* _EXERCISE OBJECTIVE_: Exactly as written, set down each line of the data below except its pictures.
━━━━━ DATA SHOWN
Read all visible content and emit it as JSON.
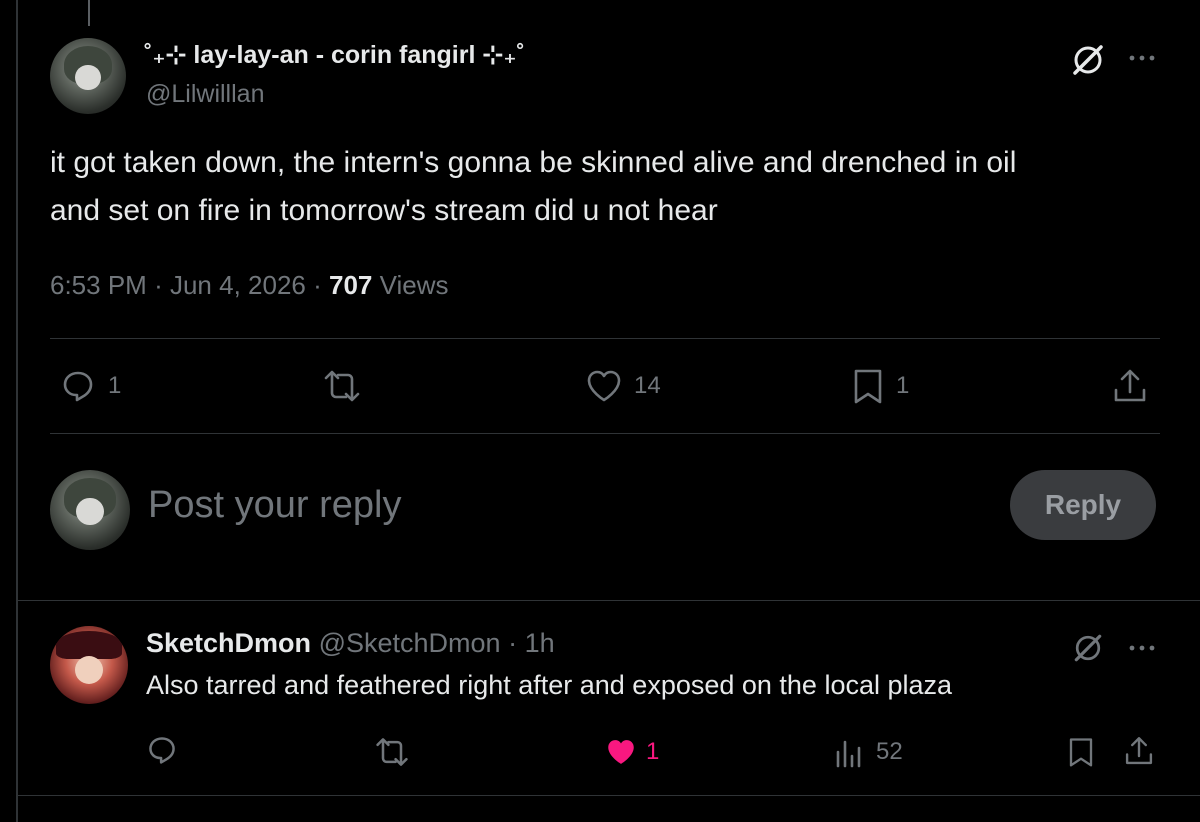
{
  "tweet": {
    "display_name": "˚₊⊹ lay-lay-an - corin fangirl ⊹₊˚",
    "handle": "@Lilwilllan",
    "text_line1": "it got taken down, the intern's gonna be skinned alive and drenched in oil",
    "text_line2": "and set on fire in tomorrow's stream did u not hear",
    "time": "6:53 PM",
    "dot": "·",
    "date": "Jun 4, 2026",
    "views_count": "707",
    "views_label": "Views",
    "reply_count": "1",
    "like_count": "14",
    "bookmark_count": "1"
  },
  "composer": {
    "placeholder": "Post your reply",
    "reply_button": "Reply"
  },
  "reply": {
    "display_name": "SketchDmon",
    "handle": "@SketchDmon",
    "dot": "·",
    "time": "1h",
    "text": "Also tarred and feathered right after and exposed on the local plaza",
    "like_count": "1",
    "views_count": "52"
  },
  "colors": {
    "background": "#000000",
    "text": "#e7e9ea",
    "muted": "#71767b",
    "divider": "#2f3336",
    "like_active": "#f91880",
    "reply_button_bg": "#3a3c3f"
  },
  "icons": {
    "grok": "grok-icon",
    "more": "more-icon",
    "reply": "reply-icon",
    "repost": "repost-icon",
    "like": "heart-icon",
    "bookmark": "bookmark-icon",
    "share": "share-icon",
    "views": "views-icon"
  }
}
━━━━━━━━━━
* _RESPONSE AREA_:
Read all visible content and emit it as JSON.
{
  "tweet": {
    "display_name": "˚₊⊹ lay-lay-an - corin fangirl ⊹₊˚",
    "handle": "@Lilwilllan",
    "text_line1": "it got taken down, the intern's gonna be skinned alive and drenched in oil",
    "text_line2": "and set on fire in tomorrow's stream did u not hear",
    "time": "6:53 PM",
    "dot": "·",
    "date": "Jun 4, 2026",
    "views_count": "707",
    "views_label": "Views",
    "reply_count": "1",
    "like_count": "14",
    "bookmark_count": "1"
  },
  "composer": {
    "placeholder": "Post your reply",
    "reply_button": "Reply"
  },
  "reply": {
    "display_name": "SketchDmon",
    "handle": "@SketchDmon",
    "dot": "·",
    "time": "1h",
    "text": "Also tarred and feathered right after and exposed on the local plaza",
    "like_count": "1",
    "views_count": "52"
  },
  "colors": {
    "background": "#000000",
    "text": "#e7e9ea",
    "muted": "#71767b",
    "divider": "#2f3336",
    "like_active": "#f91880",
    "reply_button_bg": "#3a3c3f"
  },
  "icons": {
    "grok": "grok-icon",
    "more": "more-icon",
    "reply": "reply-icon",
    "repost": "repost-icon",
    "like": "heart-icon",
    "bookmark": "bookmark-icon",
    "share": "share-icon",
    "views": "views-icon"
  }
}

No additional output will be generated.